SUPPLIED MATERIAL -
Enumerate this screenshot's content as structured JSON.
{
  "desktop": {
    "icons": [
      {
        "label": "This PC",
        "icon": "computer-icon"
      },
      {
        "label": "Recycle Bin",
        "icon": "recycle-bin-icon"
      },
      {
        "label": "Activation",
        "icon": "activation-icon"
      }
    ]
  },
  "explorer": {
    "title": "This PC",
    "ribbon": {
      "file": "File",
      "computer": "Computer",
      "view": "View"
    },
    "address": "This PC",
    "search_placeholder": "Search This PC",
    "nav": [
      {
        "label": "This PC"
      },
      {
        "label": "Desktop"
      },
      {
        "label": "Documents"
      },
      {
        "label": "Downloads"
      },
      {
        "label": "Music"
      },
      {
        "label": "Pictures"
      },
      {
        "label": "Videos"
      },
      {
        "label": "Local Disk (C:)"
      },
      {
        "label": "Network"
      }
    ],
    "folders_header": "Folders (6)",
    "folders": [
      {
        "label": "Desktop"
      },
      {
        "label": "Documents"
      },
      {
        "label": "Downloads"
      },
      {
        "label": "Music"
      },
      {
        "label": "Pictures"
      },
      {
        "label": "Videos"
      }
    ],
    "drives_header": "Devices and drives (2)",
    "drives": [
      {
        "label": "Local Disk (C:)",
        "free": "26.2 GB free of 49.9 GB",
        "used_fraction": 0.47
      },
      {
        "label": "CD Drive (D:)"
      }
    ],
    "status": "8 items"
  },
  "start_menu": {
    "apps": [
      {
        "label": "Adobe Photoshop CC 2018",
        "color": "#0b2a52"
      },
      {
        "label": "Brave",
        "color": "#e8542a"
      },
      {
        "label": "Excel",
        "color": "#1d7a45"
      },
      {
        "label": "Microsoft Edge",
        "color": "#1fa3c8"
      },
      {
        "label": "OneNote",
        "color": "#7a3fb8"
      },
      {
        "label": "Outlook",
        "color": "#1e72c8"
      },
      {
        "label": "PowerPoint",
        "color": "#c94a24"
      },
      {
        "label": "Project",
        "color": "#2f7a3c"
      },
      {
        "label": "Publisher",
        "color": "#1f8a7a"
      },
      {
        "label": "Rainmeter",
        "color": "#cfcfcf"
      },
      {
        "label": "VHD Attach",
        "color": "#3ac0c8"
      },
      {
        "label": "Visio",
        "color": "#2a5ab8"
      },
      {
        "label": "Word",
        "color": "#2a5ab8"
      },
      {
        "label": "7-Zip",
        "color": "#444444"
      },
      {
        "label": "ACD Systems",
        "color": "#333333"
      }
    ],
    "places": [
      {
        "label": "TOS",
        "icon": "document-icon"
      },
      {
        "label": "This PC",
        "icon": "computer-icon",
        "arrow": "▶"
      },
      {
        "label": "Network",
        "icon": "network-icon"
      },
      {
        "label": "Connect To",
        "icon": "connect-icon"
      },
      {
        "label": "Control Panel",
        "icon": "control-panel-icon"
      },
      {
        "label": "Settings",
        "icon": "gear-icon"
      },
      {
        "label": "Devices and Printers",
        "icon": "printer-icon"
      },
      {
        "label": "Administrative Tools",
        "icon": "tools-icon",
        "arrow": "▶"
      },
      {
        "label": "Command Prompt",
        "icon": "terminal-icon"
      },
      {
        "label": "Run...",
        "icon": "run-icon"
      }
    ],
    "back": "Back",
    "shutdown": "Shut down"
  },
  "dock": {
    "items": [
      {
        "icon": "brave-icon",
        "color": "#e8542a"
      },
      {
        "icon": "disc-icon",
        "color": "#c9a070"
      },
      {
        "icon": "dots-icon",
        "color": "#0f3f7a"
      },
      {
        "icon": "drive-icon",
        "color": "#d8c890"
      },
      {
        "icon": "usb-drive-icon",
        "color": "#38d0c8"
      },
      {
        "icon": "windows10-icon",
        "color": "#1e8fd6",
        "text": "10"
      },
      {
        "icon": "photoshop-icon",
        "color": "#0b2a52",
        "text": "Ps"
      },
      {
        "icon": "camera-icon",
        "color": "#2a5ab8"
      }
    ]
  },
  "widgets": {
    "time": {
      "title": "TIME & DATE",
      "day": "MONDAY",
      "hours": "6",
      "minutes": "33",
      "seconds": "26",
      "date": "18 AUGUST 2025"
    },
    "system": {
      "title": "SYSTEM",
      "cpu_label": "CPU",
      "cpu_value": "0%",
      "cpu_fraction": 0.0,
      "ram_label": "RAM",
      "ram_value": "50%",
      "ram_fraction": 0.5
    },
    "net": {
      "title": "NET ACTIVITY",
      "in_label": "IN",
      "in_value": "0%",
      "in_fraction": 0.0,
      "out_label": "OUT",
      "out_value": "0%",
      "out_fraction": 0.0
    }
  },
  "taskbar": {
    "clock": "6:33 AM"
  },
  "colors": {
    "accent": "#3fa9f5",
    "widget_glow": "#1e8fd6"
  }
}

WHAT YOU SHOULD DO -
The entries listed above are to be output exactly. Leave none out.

RESPONSE -
Enumerate this screenshot's content as structured JSON.
{
  "desktop": {
    "icons": [
      {
        "label": "This PC",
        "icon": "computer-icon"
      },
      {
        "label": "Recycle Bin",
        "icon": "recycle-bin-icon"
      },
      {
        "label": "Activation",
        "icon": "activation-icon"
      }
    ]
  },
  "explorer": {
    "title": "This PC",
    "ribbon": {
      "file": "File",
      "computer": "Computer",
      "view": "View"
    },
    "address": "This PC",
    "search_placeholder": "Search This PC",
    "nav": [
      {
        "label": "This PC"
      },
      {
        "label": "Desktop"
      },
      {
        "label": "Documents"
      },
      {
        "label": "Downloads"
      },
      {
        "label": "Music"
      },
      {
        "label": "Pictures"
      },
      {
        "label": "Videos"
      },
      {
        "label": "Local Disk (C:)"
      },
      {
        "label": "Network"
      }
    ],
    "folders_header": "Folders (6)",
    "folders": [
      {
        "label": "Desktop"
      },
      {
        "label": "Documents"
      },
      {
        "label": "Downloads"
      },
      {
        "label": "Music"
      },
      {
        "label": "Pictures"
      },
      {
        "label": "Videos"
      }
    ],
    "drives_header": "Devices and drives (2)",
    "drives": [
      {
        "label": "Local Disk (C:)",
        "free": "26.2 GB free of 49.9 GB",
        "used_fraction": 0.47
      },
      {
        "label": "CD Drive (D:)"
      }
    ],
    "status": "8 items"
  },
  "start_menu": {
    "apps": [
      {
        "label": "Adobe Photoshop CC 2018",
        "color": "#0b2a52"
      },
      {
        "label": "Brave",
        "color": "#e8542a"
      },
      {
        "label": "Excel",
        "color": "#1d7a45"
      },
      {
        "label": "Microsoft Edge",
        "color": "#1fa3c8"
      },
      {
        "label": "OneNote",
        "color": "#7a3fb8"
      },
      {
        "label": "Outlook",
        "color": "#1e72c8"
      },
      {
        "label": "PowerPoint",
        "color": "#c94a24"
      },
      {
        "label": "Project",
        "color": "#2f7a3c"
      },
      {
        "label": "Publisher",
        "color": "#1f8a7a"
      },
      {
        "label": "Rainmeter",
        "color": "#cfcfcf"
      },
      {
        "label": "VHD Attach",
        "color": "#3ac0c8"
      },
      {
        "label": "Visio",
        "color": "#2a5ab8"
      },
      {
        "label": "Word",
        "color": "#2a5ab8"
      },
      {
        "label": "7-Zip",
        "color": "#444444"
      },
      {
        "label": "ACD Systems",
        "color": "#333333"
      }
    ],
    "places": [
      {
        "label": "TOS",
        "icon": "document-icon"
      },
      {
        "label": "This PC",
        "icon": "computer-icon",
        "arrow": "▶"
      },
      {
        "label": "Network",
        "icon": "network-icon"
      },
      {
        "label": "Connect To",
        "icon": "connect-icon"
      },
      {
        "label": "Control Panel",
        "icon": "control-panel-icon"
      },
      {
        "label": "Settings",
        "icon": "gear-icon"
      },
      {
        "label": "Devices and Printers",
        "icon": "printer-icon"
      },
      {
        "label": "Administrative Tools",
        "icon": "tools-icon",
        "arrow": "▶"
      },
      {
        "label": "Command Prompt",
        "icon": "terminal-icon"
      },
      {
        "label": "Run...",
        "icon": "run-icon"
      }
    ],
    "back": "Back",
    "shutdown": "Shut down"
  },
  "dock": {
    "items": [
      {
        "icon": "brave-icon",
        "color": "#e8542a"
      },
      {
        "icon": "disc-icon",
        "color": "#c9a070"
      },
      {
        "icon": "dots-icon",
        "color": "#0f3f7a"
      },
      {
        "icon": "drive-icon",
        "color": "#d8c890"
      },
      {
        "icon": "usb-drive-icon",
        "color": "#38d0c8"
      },
      {
        "icon": "windows10-icon",
        "color": "#1e8fd6",
        "text": "10"
      },
      {
        "icon": "photoshop-icon",
        "color": "#0b2a52",
        "text": "Ps"
      },
      {
        "icon": "camera-icon",
        "color": "#2a5ab8"
      }
    ]
  },
  "widgets": {
    "time": {
      "title": "TIME & DATE",
      "day": "MONDAY",
      "hours": "6",
      "minutes": "33",
      "seconds": "26",
      "date": "18 AUGUST 2025"
    },
    "system": {
      "title": "SYSTEM",
      "cpu_label": "CPU",
      "cpu_value": "0%",
      "cpu_fraction": 0.0,
      "ram_label": "RAM",
      "ram_value": "50%",
      "ram_fraction": 0.5
    },
    "net": {
      "title": "NET ACTIVITY",
      "in_label": "IN",
      "in_value": "0%",
      "in_fraction": 0.0,
      "out_label": "OUT",
      "out_value": "0%",
      "out_fraction": 0.0
    }
  },
  "taskbar": {
    "clock": "6:33 AM"
  },
  "colors": {
    "accent": "#3fa9f5",
    "widget_glow": "#1e8fd6"
  }
}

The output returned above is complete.